Over the years, I’ve had several projects worked on by Carl Scholl and Tony Ritzman’s Aero Trader facility at the Chino Airport.  They were responsible building up my North American B-25, the Apache Princess, which received Grand Champion Warbird at the Sun ‘n Fun Fly-In and Reserve Grand Champion Warbird at the EAA Oshkosh Fly-In.  After Hurricane Andrew devastated the Weeks Air Museum in Miami in 1992, I sent my Douglas A-26C attack bomber out to them to rebuild.

A-26 under restoration

When I purchased the airplane back in the mid-1980′s, it was very original and probably the most authentic A-26 in the world.  While flying it back from California, I happened to stop at an airshow in Texas and while showing someone the airplane, flipped on a couple of switches in the back and found that the rear gunner turrets still operated!  I was impressed.

Rear gunner position for the upper and lower remote turrets

My airplane had the distinction of having flown in both WWII as well as Korea and sported the colors of Whistler’s Mother for many years.  Other A-26′s went on to be used during the Vietnam war, giving them the distinction of being the only American combat airplane to have participated in three wars.  Seeing the opportunity to take what was already the most original A-26 in the world to an even higher level of detail, I told them to disassemble and go through the entire airplane.
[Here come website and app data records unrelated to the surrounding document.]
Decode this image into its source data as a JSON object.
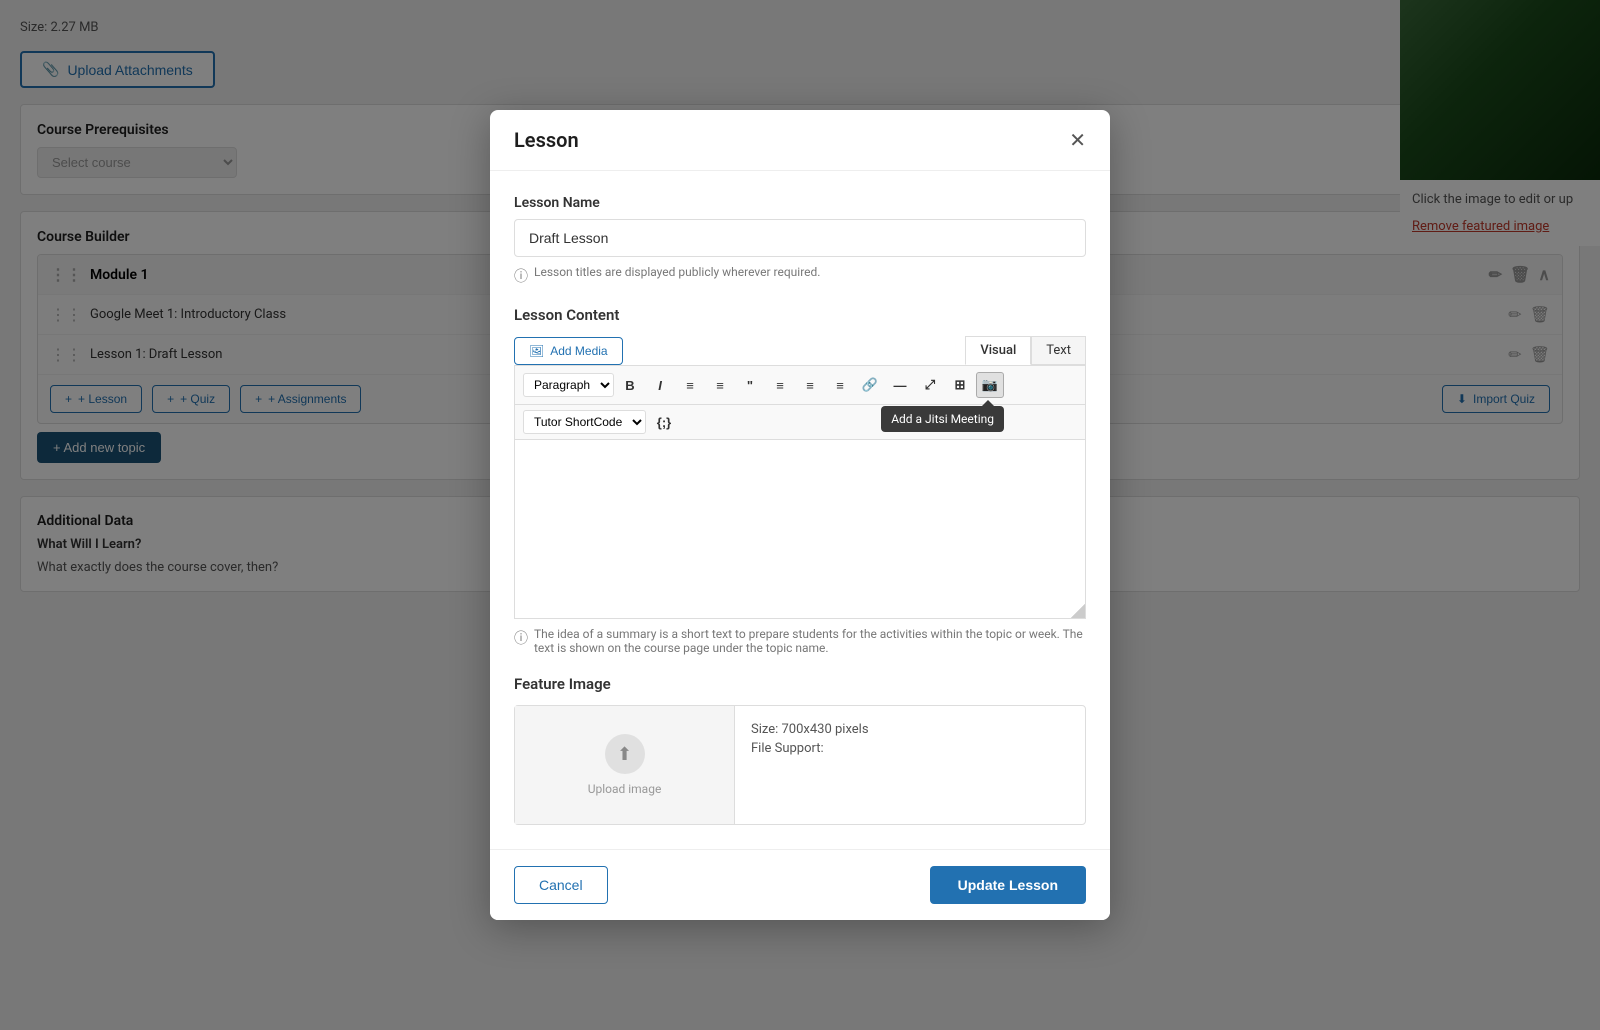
{
  "page": {
    "size_label": "Size: 2.27 MB",
    "upload_btn": "Upload Attachments",
    "remove_featured": "Remove featured image",
    "click_image_text": "Click the image to edit or up"
  },
  "course_prerequisites": {
    "title": "Course Prerequisites",
    "select_placeholder": "Select course"
  },
  "course_builder": {
    "title": "Course Builder",
    "module1": {
      "label": "Module 1",
      "lessons": [
        {
          "name": "Google Meet 1: Introductory Class"
        },
        {
          "name": "Lesson 1: Draft Lesson"
        }
      ]
    },
    "add_lesson": "+ Lesson",
    "add_quiz": "+ Quiz",
    "add_assignments": "+ Assignments",
    "import_quiz": "Import Quiz",
    "add_new_topic": "+ Add new topic"
  },
  "additional_data": {
    "title": "Additional Data",
    "what_will_learn": "What Will I Learn?",
    "learn_text": "What exactly does the course cover, then?"
  },
  "modal": {
    "title": "Lesson",
    "lesson_name_label": "Lesson Name",
    "lesson_name_value": "Draft Lesson",
    "lesson_name_hint": "Lesson titles are displayed publicly wherever required.",
    "lesson_content_label": "Lesson Content",
    "add_media_btn": "Add Media",
    "tab_visual": "Visual",
    "tab_text": "Text",
    "toolbar": {
      "format_select": "Paragraph",
      "bold": "B",
      "italic": "I",
      "unordered_list": "≡",
      "ordered_list": "≡",
      "blockquote": "❝",
      "align_left": "≡",
      "align_center": "≡",
      "align_right": "≡",
      "link": "🔗",
      "horizontal": "—",
      "fullscreen": "⤢",
      "table": "⊞",
      "jitsi": "📷"
    },
    "row2": {
      "shortcode_select": "Tutor ShortCode",
      "curly_btn": "{;}"
    },
    "tooltip_text": "Add a Jitsi Meeting",
    "content_hint": "The idea of a summary is a short text to prepare students for the activities within the topic or week. The text is shown on the course page under the topic name.",
    "feature_image_label": "Feature Image",
    "feature_image": {
      "size_info": "Size: 700x430 pixels",
      "file_support": "File Support:"
    },
    "cancel_btn": "Cancel",
    "update_btn": "Update Lesson"
  }
}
Bomb Bay detail

While the airplane appears to have been originally built with the glass bomber nose, which the “C” model designation signifies, it also came with four gun packs under the wings, housing a total of eight .50 caliber machine guns.  I’m not sure whether or not it was originally built this way in WWII or modified for Korea but we intend to continue researching this as well as its original colors.  Combined with the four .50 guns in the upper and lower turrets, it was not an airplane to mess with.

Three of the four guns mounted per side that are housed in streamlined pods
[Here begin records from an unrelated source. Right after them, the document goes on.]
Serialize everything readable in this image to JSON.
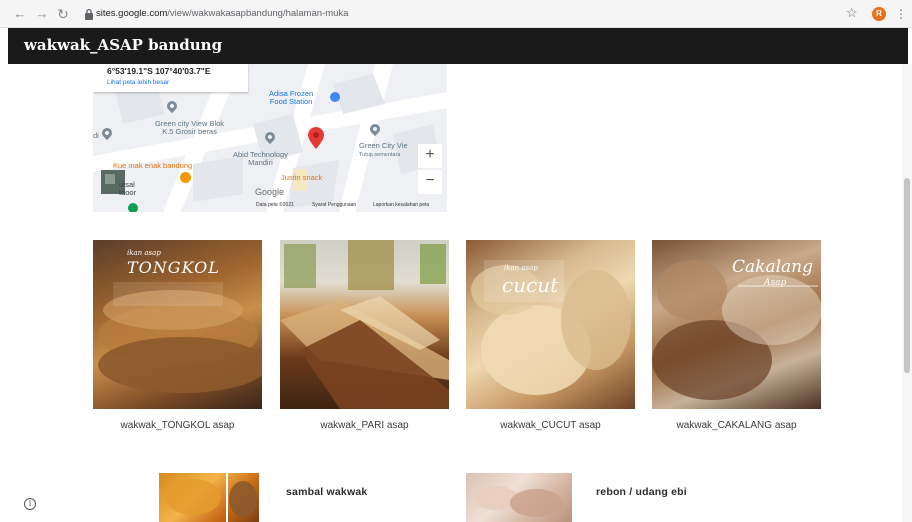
{
  "browser": {
    "url_host": "sites.google.com",
    "url_path": "/view/wakwakasapbandung/halaman-muka",
    "profile_initial": "R"
  },
  "site": {
    "title": "wakwak_ASAP bandung"
  },
  "map": {
    "coordinates": "6°53'19.1\"S 107°40'03.7\"E",
    "link": "Lihat peta lebih besar",
    "labels": {
      "adisa": "Adisa Frozen\nFood Station",
      "green_city": "Green city View Blok\nK.5 Grosir beras",
      "abid": "Abid Technology\nMandiri",
      "green_city_right": "Green City Vie",
      "green_city_right_sub": "Tutup sementara",
      "kue": "Kue mak enak bandung",
      "justin": "Justin snack",
      "futsal": "utsal\ntdoor",
      "left_edge": "di"
    },
    "zoom_in": "+",
    "zoom_out": "−",
    "google": "Google",
    "footer": [
      "Data peta ©2021",
      "Syarat Penggunaan",
      "Laporkan kesalahan peta"
    ]
  },
  "gallery": [
    {
      "caption": "wakwak_TONGKOL asap",
      "overlay_small": "ikan asap",
      "overlay": "TONGKOL"
    },
    {
      "caption": "wakwak_PARI asap"
    },
    {
      "caption": "wakwak_CUCUT asap",
      "overlay_small": "ikan asap",
      "overlay": "cucut"
    },
    {
      "caption": "wakwak_CAKALANG asap",
      "overlay": "Cakalang",
      "overlay_small": "Asap"
    }
  ],
  "lower": [
    {
      "label": "sambal wakwak"
    },
    {
      "label": "rebon / udang ebi"
    }
  ],
  "info_icon": "i",
  "colors": {
    "header_bg": "#1a1a1a",
    "map_pin": "#e53935",
    "link": "#1a73e8",
    "profile": "#e8711c"
  }
}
Three of the four guns mounted under one wing, which are contained in streamlined pods

I also got a chance to check up on a project we’re about to start on for a Rosie the Riveter display we’ve been designing for Fantasy of Flight.  It’s one of the new attraction elements were striving to create that immerse people in history around a theme common to the human experience and in a way they self-discover something about themselves for themselves.  It will involve a factory assembly line for B-29′s and that’s were Aero Trader comes in.
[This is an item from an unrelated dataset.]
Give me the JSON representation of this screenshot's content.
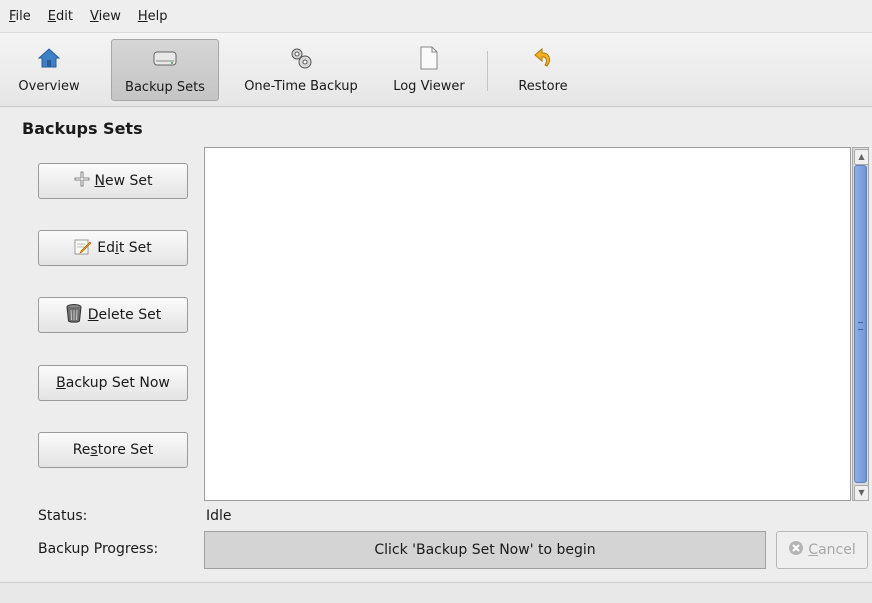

B-29 nose for a new Rosie the Riveter Display!

I purchased a B-29 nose years ago and we intend to clean it up, as if it was being built on an assembly line.  I don’t want to give away too many details of our plans but keep an eye on our progress!

I also had the chance to check out a rather historic helicopter: a Sikorsky S-55, which had flown with the world’s first Helicopter Airline out of New York City to La Guardia Airport and other local destinations.  The owner and I had talked over the years and he recently called to tell me he decided to sell it.

With my new (well, OK, old) Sikorsky S-55!

Having decided to include early helicopters in the collection, I couldn’t resist checking it out.  It had flown as recently as the late nineties but had a light blade strike, which will require going through everything to be safe.  While it will be a long-term project, I couldn’t resist acquiring this great piece of history!

Due to space considerations, I will leave it in California until we get our new storage facility completed.  Look for it to arrive at Fantasy of Flight sometime in the early Spring of 2012!

Kermit